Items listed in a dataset
******

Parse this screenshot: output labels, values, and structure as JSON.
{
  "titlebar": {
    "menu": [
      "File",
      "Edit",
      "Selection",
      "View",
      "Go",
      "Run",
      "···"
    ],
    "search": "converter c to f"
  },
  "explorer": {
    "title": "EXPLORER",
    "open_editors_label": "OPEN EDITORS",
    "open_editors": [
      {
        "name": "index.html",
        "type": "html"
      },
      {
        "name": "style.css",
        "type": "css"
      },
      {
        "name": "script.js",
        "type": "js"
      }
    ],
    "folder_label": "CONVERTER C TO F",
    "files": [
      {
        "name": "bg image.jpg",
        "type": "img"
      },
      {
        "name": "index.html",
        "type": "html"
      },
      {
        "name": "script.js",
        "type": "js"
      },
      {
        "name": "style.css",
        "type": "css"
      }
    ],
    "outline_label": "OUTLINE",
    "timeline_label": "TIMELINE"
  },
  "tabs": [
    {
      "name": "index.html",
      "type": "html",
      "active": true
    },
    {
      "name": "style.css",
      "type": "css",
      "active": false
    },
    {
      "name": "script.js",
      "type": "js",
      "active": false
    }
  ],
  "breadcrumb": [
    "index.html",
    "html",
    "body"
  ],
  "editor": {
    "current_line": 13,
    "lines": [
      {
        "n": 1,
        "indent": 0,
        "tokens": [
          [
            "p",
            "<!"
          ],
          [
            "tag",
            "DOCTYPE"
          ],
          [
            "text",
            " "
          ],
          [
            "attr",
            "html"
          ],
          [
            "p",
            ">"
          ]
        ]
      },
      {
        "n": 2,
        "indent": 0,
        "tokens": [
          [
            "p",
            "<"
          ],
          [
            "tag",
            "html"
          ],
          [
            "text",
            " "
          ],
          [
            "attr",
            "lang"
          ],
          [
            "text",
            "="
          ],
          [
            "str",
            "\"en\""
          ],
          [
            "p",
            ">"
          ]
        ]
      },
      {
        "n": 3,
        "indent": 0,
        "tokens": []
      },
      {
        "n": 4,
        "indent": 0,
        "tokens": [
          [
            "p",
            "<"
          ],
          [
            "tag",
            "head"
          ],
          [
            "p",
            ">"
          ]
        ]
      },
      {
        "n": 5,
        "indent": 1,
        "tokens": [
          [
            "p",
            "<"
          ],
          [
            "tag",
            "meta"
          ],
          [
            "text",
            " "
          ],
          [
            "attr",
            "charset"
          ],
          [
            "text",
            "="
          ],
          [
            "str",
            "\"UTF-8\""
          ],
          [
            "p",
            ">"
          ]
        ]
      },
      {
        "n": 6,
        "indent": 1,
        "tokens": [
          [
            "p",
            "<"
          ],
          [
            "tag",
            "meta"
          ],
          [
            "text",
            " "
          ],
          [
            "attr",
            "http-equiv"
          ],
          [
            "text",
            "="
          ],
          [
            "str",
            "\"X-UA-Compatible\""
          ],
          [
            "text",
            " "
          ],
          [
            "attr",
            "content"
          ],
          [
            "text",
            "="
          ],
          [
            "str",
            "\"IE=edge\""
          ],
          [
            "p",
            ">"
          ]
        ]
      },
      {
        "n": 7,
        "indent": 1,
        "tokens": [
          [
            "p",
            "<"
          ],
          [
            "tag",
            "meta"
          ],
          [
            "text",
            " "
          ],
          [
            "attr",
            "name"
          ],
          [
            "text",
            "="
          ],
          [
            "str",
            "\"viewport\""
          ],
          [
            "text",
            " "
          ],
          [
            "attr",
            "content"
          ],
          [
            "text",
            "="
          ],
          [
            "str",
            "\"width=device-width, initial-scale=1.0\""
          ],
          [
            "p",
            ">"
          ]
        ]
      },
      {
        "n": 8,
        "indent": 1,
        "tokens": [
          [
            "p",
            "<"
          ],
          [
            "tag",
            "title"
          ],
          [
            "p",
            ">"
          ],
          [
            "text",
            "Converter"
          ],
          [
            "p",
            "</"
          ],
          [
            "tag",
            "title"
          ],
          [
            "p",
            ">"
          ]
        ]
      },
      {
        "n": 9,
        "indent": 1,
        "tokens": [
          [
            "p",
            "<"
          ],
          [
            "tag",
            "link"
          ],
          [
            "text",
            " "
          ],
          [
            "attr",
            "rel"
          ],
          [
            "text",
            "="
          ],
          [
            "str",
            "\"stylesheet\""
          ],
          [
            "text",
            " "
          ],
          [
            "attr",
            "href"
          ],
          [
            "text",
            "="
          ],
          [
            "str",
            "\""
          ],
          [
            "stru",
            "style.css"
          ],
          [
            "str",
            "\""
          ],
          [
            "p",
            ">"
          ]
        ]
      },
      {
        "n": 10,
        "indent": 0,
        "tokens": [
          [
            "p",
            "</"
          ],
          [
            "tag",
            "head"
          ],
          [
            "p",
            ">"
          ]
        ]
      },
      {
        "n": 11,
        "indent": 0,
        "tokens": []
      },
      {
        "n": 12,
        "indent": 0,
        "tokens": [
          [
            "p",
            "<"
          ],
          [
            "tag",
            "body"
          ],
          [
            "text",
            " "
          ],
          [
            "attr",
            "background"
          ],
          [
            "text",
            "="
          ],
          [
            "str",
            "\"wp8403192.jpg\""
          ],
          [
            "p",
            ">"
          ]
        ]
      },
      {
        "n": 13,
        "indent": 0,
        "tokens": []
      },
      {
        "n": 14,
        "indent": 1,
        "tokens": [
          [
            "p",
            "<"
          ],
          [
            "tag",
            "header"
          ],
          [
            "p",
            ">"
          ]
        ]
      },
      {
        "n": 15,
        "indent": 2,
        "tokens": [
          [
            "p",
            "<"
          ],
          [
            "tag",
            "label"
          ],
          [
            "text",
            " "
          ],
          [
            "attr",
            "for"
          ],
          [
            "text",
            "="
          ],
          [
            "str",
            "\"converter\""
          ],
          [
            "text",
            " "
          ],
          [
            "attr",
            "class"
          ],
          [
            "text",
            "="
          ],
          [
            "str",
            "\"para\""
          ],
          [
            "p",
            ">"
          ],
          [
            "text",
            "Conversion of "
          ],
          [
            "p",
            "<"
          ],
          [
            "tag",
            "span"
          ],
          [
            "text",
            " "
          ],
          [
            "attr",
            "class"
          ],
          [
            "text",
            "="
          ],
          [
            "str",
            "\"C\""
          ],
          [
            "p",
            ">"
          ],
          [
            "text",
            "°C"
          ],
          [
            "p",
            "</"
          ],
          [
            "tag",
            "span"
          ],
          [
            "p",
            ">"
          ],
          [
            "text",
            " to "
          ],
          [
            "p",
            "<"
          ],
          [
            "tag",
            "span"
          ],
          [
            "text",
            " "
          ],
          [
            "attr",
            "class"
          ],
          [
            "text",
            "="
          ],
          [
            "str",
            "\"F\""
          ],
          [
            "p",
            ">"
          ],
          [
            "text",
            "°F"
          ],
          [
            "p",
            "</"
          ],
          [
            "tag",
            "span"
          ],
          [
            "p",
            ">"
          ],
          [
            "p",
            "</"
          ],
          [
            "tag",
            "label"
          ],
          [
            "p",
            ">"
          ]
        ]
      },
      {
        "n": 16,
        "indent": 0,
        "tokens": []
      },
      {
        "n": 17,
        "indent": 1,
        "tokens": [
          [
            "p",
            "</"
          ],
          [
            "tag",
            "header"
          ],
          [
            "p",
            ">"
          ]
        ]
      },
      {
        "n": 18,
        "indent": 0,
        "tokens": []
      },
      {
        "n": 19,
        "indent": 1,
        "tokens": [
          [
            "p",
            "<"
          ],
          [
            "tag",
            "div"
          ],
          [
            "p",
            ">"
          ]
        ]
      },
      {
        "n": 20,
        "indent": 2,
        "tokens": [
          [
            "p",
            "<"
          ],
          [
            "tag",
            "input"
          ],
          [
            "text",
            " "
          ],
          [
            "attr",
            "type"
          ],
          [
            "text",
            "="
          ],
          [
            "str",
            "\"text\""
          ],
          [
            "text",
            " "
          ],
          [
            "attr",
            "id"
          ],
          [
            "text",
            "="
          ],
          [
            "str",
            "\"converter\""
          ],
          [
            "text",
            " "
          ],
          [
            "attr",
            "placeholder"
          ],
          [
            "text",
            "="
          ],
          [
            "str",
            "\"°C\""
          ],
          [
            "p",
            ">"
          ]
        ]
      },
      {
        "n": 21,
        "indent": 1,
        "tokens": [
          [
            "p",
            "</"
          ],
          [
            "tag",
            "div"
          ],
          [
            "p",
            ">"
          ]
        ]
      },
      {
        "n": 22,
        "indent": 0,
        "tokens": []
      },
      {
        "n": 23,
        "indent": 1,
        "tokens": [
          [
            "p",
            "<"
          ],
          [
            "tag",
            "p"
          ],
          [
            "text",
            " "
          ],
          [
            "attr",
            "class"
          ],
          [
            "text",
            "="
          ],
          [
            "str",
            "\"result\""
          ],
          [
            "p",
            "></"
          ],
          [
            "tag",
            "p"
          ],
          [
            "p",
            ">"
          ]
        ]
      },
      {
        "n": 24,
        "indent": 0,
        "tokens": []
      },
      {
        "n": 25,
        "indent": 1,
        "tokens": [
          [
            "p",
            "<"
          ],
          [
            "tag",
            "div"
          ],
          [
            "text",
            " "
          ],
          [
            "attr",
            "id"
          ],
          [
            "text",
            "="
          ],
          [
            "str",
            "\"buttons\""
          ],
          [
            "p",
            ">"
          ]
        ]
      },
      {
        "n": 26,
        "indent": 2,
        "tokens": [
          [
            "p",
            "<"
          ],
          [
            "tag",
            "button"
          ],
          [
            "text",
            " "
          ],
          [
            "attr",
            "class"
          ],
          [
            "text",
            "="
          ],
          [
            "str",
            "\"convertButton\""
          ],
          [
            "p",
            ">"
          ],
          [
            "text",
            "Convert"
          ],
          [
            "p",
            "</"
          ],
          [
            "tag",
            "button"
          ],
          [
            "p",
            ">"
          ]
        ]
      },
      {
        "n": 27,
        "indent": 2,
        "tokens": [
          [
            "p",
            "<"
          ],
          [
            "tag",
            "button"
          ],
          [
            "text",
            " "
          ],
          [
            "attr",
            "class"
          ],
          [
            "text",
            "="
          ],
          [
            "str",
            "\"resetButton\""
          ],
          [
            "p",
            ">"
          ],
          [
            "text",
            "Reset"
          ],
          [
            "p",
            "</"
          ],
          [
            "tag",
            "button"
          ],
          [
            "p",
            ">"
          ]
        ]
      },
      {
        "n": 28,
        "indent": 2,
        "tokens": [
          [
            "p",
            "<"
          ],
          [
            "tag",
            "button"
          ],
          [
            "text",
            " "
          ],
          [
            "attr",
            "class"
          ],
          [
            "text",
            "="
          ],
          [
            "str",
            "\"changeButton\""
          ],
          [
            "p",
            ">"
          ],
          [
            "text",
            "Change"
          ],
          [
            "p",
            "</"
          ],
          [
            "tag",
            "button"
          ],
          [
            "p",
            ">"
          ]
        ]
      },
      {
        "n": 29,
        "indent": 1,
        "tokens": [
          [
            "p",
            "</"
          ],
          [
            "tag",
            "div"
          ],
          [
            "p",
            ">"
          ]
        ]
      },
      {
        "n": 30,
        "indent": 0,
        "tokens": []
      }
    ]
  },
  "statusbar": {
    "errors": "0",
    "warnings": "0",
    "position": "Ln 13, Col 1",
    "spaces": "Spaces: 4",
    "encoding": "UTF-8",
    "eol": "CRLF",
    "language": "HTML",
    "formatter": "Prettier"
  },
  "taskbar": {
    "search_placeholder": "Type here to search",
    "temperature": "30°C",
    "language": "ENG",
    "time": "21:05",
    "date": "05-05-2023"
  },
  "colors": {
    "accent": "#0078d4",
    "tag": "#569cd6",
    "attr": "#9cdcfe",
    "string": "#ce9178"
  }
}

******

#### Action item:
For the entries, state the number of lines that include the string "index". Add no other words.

#### Answer to the problem:
4